note: Co 102327 was issued on PC 34396 as “Dual Mr. Tillmon Anthony” by William Process.
(C) Davis (tp), Shorter (ts), Corea (el p), Hancock (el p), Holland (b), Williams (d).
Columbia Studio B,
NYC November 12, 1968
co 102333-* Splash previously unissued in its full form
Interlude 1 rejected
Interlude 2 rejected
Interlude 3 rejected
Interlude 4 rejected
note: “Splash” was first issued on PC2-36278, but without its introdcution.
On the rejected interludes, which are composed fragments with no improvisation and which were not assigned master numbers, Chick Corea plays organ and Herbie Hancock plays electric harpsichord.
(D) Davis (tp), Shorter (ts), Corea (el p), Hancock (el p), Joe Zawinul (org), Holland (b), Williams (d).
Columbia Studio B,
NYC November 25, 1968
co 102342-* Splashdown previously unissued
co 102343 Interlude 1 (no horns) rejected
Interlude 2 (no horns) rejected
(E) Davis (tp), Shorter (ss,ts), Corea (el p), Hancock-1 (el p), Joe Zawinul (org-1, el p-2), Holland (b), Jack DeJohnette (d,tamb-1), Teo Macero-1 (tamb).
Columbia Studio B,
NYC November 27, 1968 (2:30 to 5:30 pm)
co102344-* Ascent-1 KC2 36474
co102345-12 Directions I-2 –
co102345-N6 Directions II-2 –

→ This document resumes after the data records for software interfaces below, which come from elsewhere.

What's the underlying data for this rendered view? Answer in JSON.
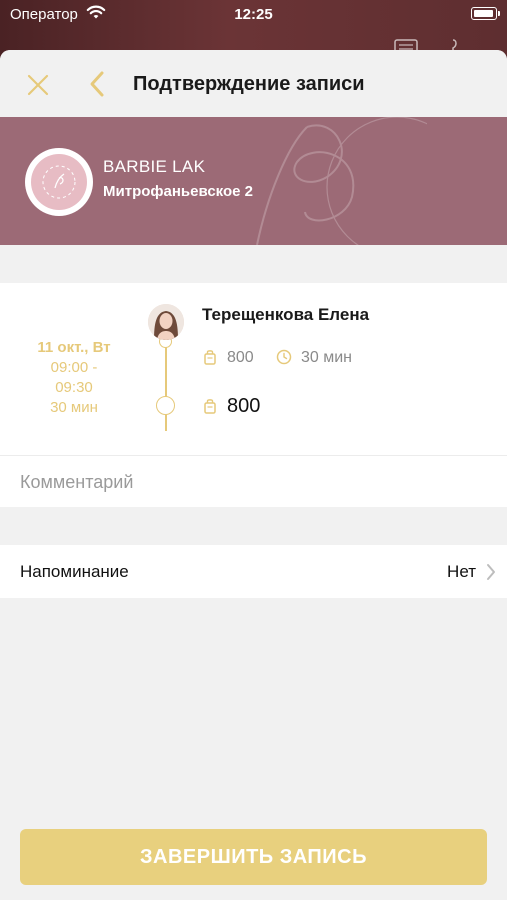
{
  "status_bar": {
    "carrier": "Оператор",
    "time": "12:25",
    "wifi_icon": "wifi-icon",
    "battery_icon": "battery-icon"
  },
  "nav": {
    "title": "Подтверждение записи",
    "close_icon": "close-icon",
    "back_icon": "chevron-left-icon"
  },
  "salon": {
    "name": "BARBIE LAK",
    "address": "Митрофаньевское 2",
    "banner_color": "#9c6a76"
  },
  "appointment": {
    "date": "11 окт., Вт",
    "time_start": "09:00 -",
    "time_end": "09:30",
    "duration": "30 мин",
    "master_name": "Терещенкова Елена",
    "service_price": "800",
    "service_duration": "30 мин",
    "total_price": "800"
  },
  "comment": {
    "placeholder": "Комментарий"
  },
  "reminder": {
    "label": "Напоминание",
    "value": "Нет"
  },
  "submit": {
    "label": "ЗАВЕРШИТЬ ЗАПИСЬ"
  },
  "colors": {
    "accent": "#e6c97a",
    "button": "#e8d07e",
    "background": "#f1f1f1"
  }
}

note: The first issued version of “Ascent” used crossfades in two places. These have been corrected with clean edits that correct the phrase and bar structure of the piece. Because of a mislabelled Columbia mix reel, many discographies have listed the first section of “Ascent” as being an interlude from the November 25 session. This is not the case. This piece was recorded in order in four sections at this date and has nothing whatsoever to do with any interludes from the prior sessions nor was this piece ever tentatively called “Interlude”.
(F) Davis (tp), Shorter (ss), Corea (el p), Hancock (el p), Joe Zawinul (org), John McLaughlin (el g), Holland (b), Tony Williams (d).

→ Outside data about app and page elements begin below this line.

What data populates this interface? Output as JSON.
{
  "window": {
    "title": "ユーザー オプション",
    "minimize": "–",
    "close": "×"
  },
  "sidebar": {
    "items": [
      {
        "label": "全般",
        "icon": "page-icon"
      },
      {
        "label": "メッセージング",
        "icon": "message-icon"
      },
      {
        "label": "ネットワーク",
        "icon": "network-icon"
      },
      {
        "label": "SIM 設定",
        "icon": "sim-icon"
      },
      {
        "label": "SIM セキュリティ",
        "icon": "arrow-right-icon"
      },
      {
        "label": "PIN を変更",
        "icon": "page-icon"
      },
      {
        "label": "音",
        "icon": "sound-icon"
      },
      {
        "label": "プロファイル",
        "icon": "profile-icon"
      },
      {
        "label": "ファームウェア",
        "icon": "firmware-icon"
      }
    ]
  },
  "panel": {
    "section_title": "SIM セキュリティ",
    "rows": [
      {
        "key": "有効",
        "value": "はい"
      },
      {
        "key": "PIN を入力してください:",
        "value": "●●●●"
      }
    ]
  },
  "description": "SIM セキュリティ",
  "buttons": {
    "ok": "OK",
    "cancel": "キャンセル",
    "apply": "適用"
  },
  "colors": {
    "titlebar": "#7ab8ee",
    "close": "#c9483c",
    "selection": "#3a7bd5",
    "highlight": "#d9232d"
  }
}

Columbia Studio B,
NYC February 18, 1969 (10 am to 1:30 pm)
co103510-* Shhh/Peaceful previously unissued in its full form
co103511-1 In A Silent Way (rehearsal) unissued
co103511-2 In A Silent Way previously unissued in its full form
co103511-* It’s About That Time previously unissued in its full form
note: The original title for co 103510 was “Mornin’ Fast Train From Memphis To Harlem”. This session has been reported as having taped as little as 27 minutes and as much as two hours of music. In fact, the 40 minutes of music presented here is all that was committed to tape on that day.
(F1) as above. The following are the same masters remixed with some creative editing and some sections copied and repeated as issued on the original “In A Silent Way” album. See liner notes for a complete breakdown.
co103510 Shhh/Peaceful (LP version) CS 9875
co103511 In A Silent Way/It’s
About That Time (LP version) CS 9875
(G) Davis (tp), Shorter (ss), Corea (el p), Hancock (el p), Zawinul (org), McLaughlin (el g), Holland (b), Joe Chambers (d).
Columbia Studio B,
NYC February 20, 1969 (2:30 to 4:30 pm)
co103516-* The Ghetto Walk previously unissued
co103517-6 Early Minor previously unissued
CS 9750 Filles De Kilimanjaro (rel.1-29-69)
CS 9875 In A Silent Way (rel. 7-30-69)
PC 34396 Water Babies (rel.11-76)
KC2 36278 Circle In The Round (rel.11-79)
KC2 36474 Directions (rel. 2-81)
Original sessions produced by Teo Macero
Box set produced by Michael Cuscuna and Bob Belden
Original recording engineers: Frank Laico (A & G) and Stan Tonkel (B-F).
A-E remixed from the original four-track masters by Mark Wilder
F-G remixed fron the original eight-track masters by Danny Kadar
F1 remixed and edited by Russ Payne for the original LP CS 9875
This compilation (p)2001 Sony Music Entertainment Inc./ Manufactured by Sony Music Special Products., 550 Madison Avenue, New York, NY 10022-3211/”Columbia” and “Sony” Reg. U.S. Patent & TM Office/Marca Registrada/WARNING All Rights Reserved. Unauthorized duplication is a violation of applicable laws.
©2001 Mosaic Records L.L.C., 35 Melrose Place, Stamford, CT 06902. All rights reserved.
Phone: 203-327-7111/Fax 203-323-3526/ Web site: www.mosaicrecords.com.